  Part 7 deals with the Safety Rehabilitation and Compensation Act 1988. I will be circulating in the chamber a number of amendments to be moved by the opposition in the committee of the whole to clause 52. Part 7 corrects a number of drafting errors, and introduces a number of new sections dealing with recovery of overpayments to employees who retire at a time when they are in receipt of Comcare benefits. The proposed new sections would allow Comcare to recover overpayments from their client's superannuation fund without any reference to the client. It is an outrageous provision. Any senator who has had any constituents involved in dealings with Comcare and this area must oppose this provision.

  Legal provisions allowing any person or body access to any individual superannuation fund cannot be sanctioned by the coalition. We believe that people who accumulate savings to provide for themselves in their retirement should not have access to those funds prior to retirement unless very special circumstances exist. Certainly, a person or body should not be able to garnishee such funds without any reference to the person who would ultimately become the beneficiary of them.

  Amendments proposed by this bill would allow Comcare to tell superannuation fund managers that it is owed moneys because it has made overpayments—I stress that—to a particular person and that requires payment from the person's accumulated savings without any attempt to recover the overpayment from the client, and without any attempt to even ascertain whether it is reasonable to collect the overpayment from the client. It is the mistake of Comcare that we are talking about.  It is adopting an easy option. It is adopting an unfair option. It is outrageous. It does not allow for disputes of quantum to be resolved before recovery is effected. It is contrary to normal business practice; it is contrary to natural justice.

  To rectify this and to ensure that reasonable attempts are made to collect overpayments, and to allow quantum disputes to be resolved, on behalf of the coalition I shall be moving the amendments I have referred to, as has been suggested by Senator Watson, who, as chairman of the Senate Select Committee on Superannuation, has far more experience in this field than I have. I have certainly had considerable personal experience dealing with Comcare and I totally support the position that Senator Watson has put with regard to this.
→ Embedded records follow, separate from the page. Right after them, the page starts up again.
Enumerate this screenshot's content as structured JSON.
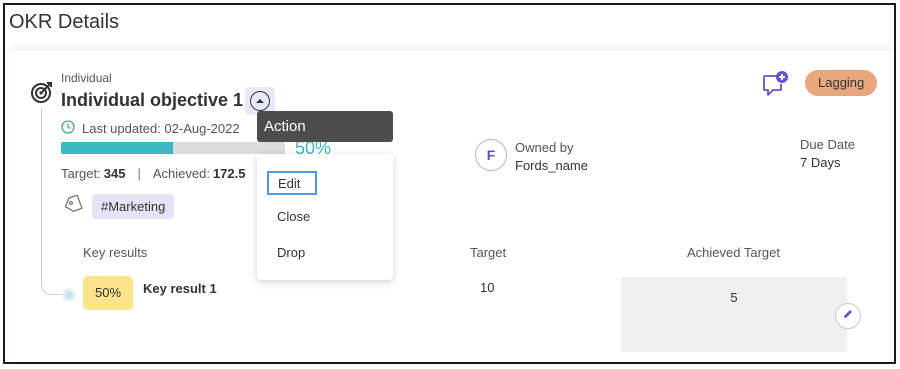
{
  "page": {
    "title": "OKR Details"
  },
  "objective": {
    "type": "Individual",
    "title": "Individual objective 1",
    "last_updated": "Last updated: 02-Aug-2022",
    "progress_percent": 50,
    "progress_text": "50%",
    "target_label": "Target:",
    "target_value": "345",
    "achieved_label": "Achieved:",
    "achieved_value": "172.5",
    "separator": "|",
    "tag": "#Marketing",
    "status": "Lagging",
    "owner_label": "Owned by",
    "owner_name": "Fords_name",
    "owner_initial": "F",
    "due_label": "Due Date",
    "due_value": "7 Days"
  },
  "key_results": {
    "headers": {
      "name": "Key results",
      "target": "Target",
      "achieved": "Achieved Target"
    },
    "rows": [
      {
        "percent": "50%",
        "name": "Key result 1",
        "target": "10",
        "achieved": "5"
      }
    ]
  },
  "action_menu": {
    "tooltip": "Action",
    "items": [
      "Edit",
      "Close",
      "Drop"
    ]
  },
  "colors": {
    "progress_fill": "#3cb8c3",
    "status_badge": "#e8a77c",
    "tag_bg": "#e6e3f7",
    "kr_percent_bg": "#fbe38a",
    "accent": "#5a54c8"
  },
  "icons": {
    "objective": "target-icon",
    "toggle": "chevron-up-icon",
    "clock": "clock-icon",
    "tag": "tag-icon",
    "comment": "comment-add-icon",
    "edit": "pencil-icon"
  }
}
  Part 8 deals with the Sex Discrimination Act 1984. It introduces a number of new sections authorising other changes made at part 6 of this bill relating to discrimination and remuneration matters, including who may lodge appeals and how they can be dealt with. The clauses in this part of the bill will also allow representative, or class actions, as they have commonly become known, to be dealt with by the Remuneration Tribunal in much the same manner as was provided for in the Sex Discrimination and Other Legislation Amendment Bill 1992.
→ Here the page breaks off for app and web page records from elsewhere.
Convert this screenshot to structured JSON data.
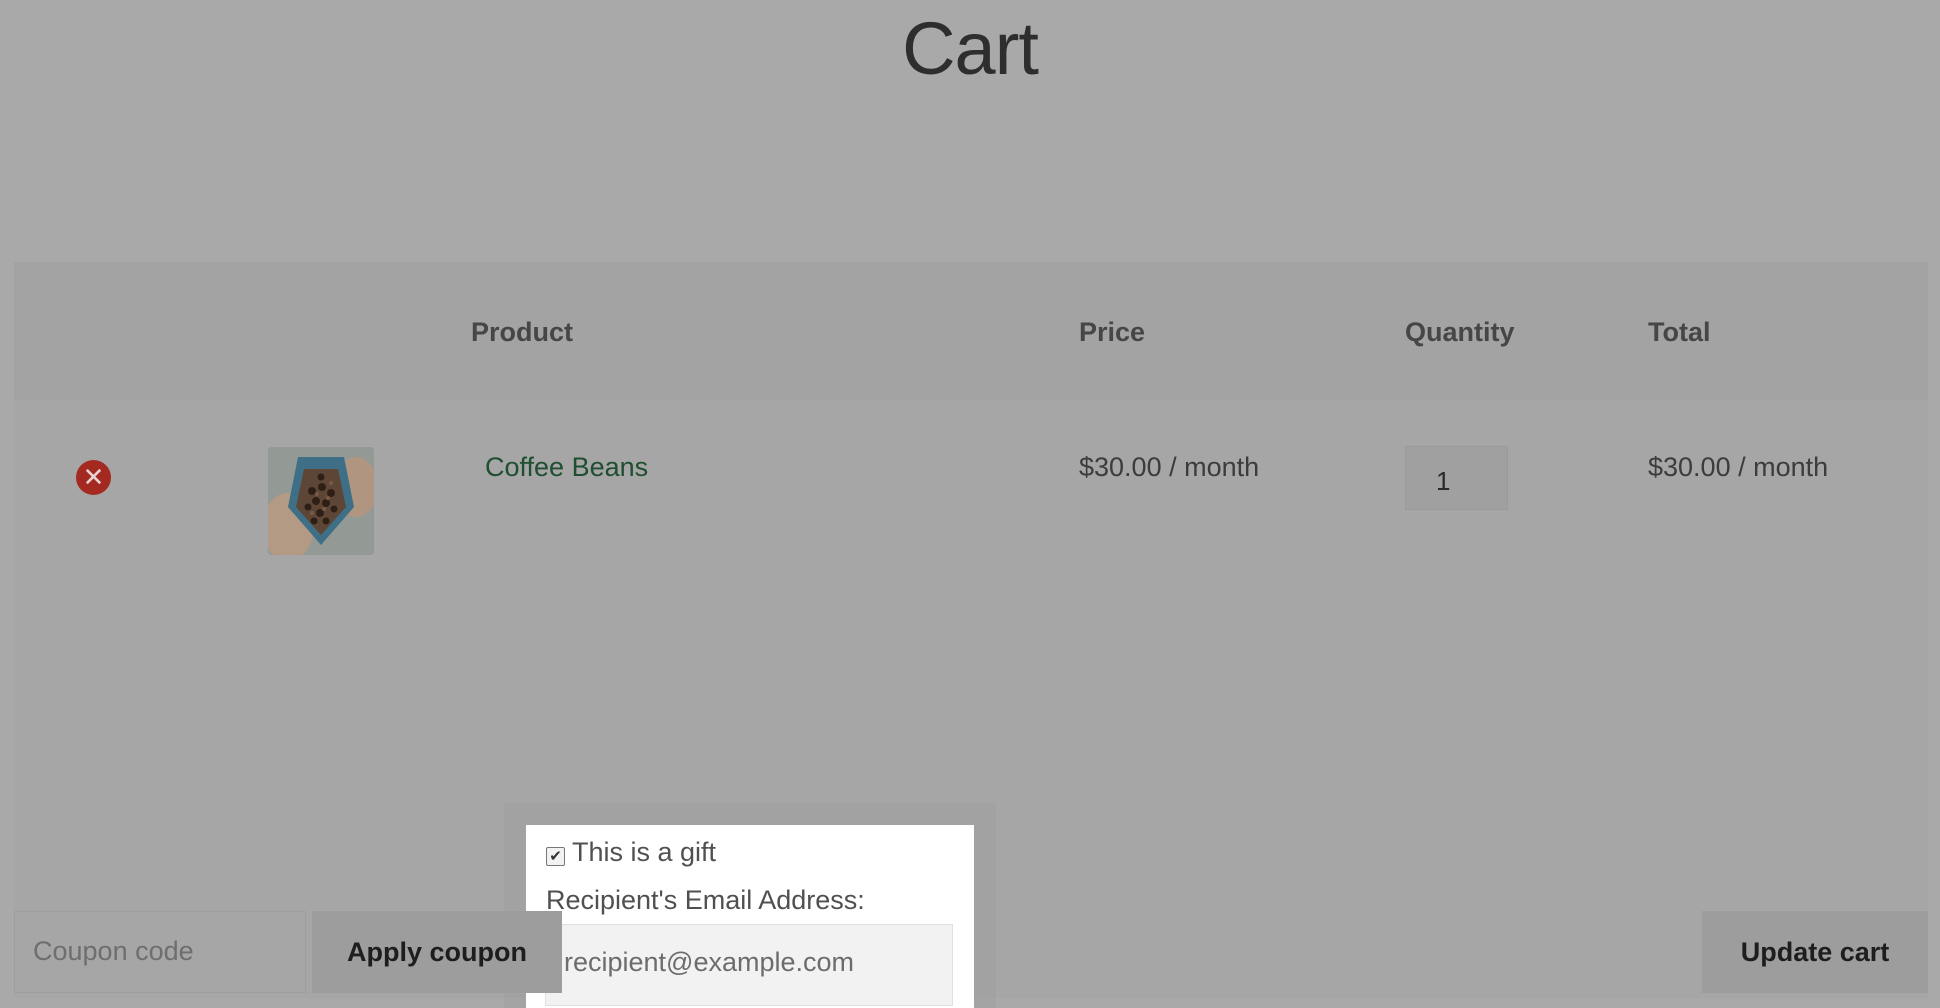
{
  "page": {
    "title": "Cart"
  },
  "table": {
    "headers": {
      "product": "Product",
      "price": "Price",
      "quantity": "Quantity",
      "total": "Total"
    }
  },
  "item": {
    "remove_glyph": "✕",
    "product_name": "Coffee Beans",
    "price": "$30.00 / month",
    "quantity": "1",
    "total": "$30.00 / month",
    "gift": {
      "checked": true,
      "check_glyph": "✔",
      "label": "This is a gift",
      "email_label": "Recipient's Email Address:",
      "email_placeholder": "recipient@example.com"
    }
  },
  "actions": {
    "coupon_placeholder": "Coupon code",
    "apply_coupon": "Apply coupon",
    "update_cart": "Update cart"
  },
  "colors": {
    "link": "#1f4e30",
    "remove": "#a42a21",
    "overlay": "#a9a9a9"
  }
}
  In his speech on the second reading debate of that bill on 8 December, Senator Hill expressed serious concerns about the direction in which the government was heading in that instance. Those same reservations are held about this bill, about the unnecessary duplication of avenues which already exist to resolve disputes. These sentiments in no way lessen the coalition's long-held commitment to equality of opportunity based on merit and equal reward for effort without discrimination on the grounds of gender, belief, association or race.

  The last section, part 9, deals with the Tradesman's Rights Regulation Act 1946 and gives legislative authority to practices that have been used in the Department of Industrial Relations for some time without legislative authority to do so. These new clauses will allow regulations to be made prescribing collection fees to cover part costs incurred by the department in the administration of the act, including processing applications for trade certificates and arrangements for tests for a number of public and private bodies.

  The coalition supports the user pays principle and, on that basis, finds no objections to the proposals. However, the financial impact statement in the explanatory memorandum did not clearly spell out whether the $180,000 that is expected to be raised from this measure is additional revenue or expected revenue from longstanding procedures.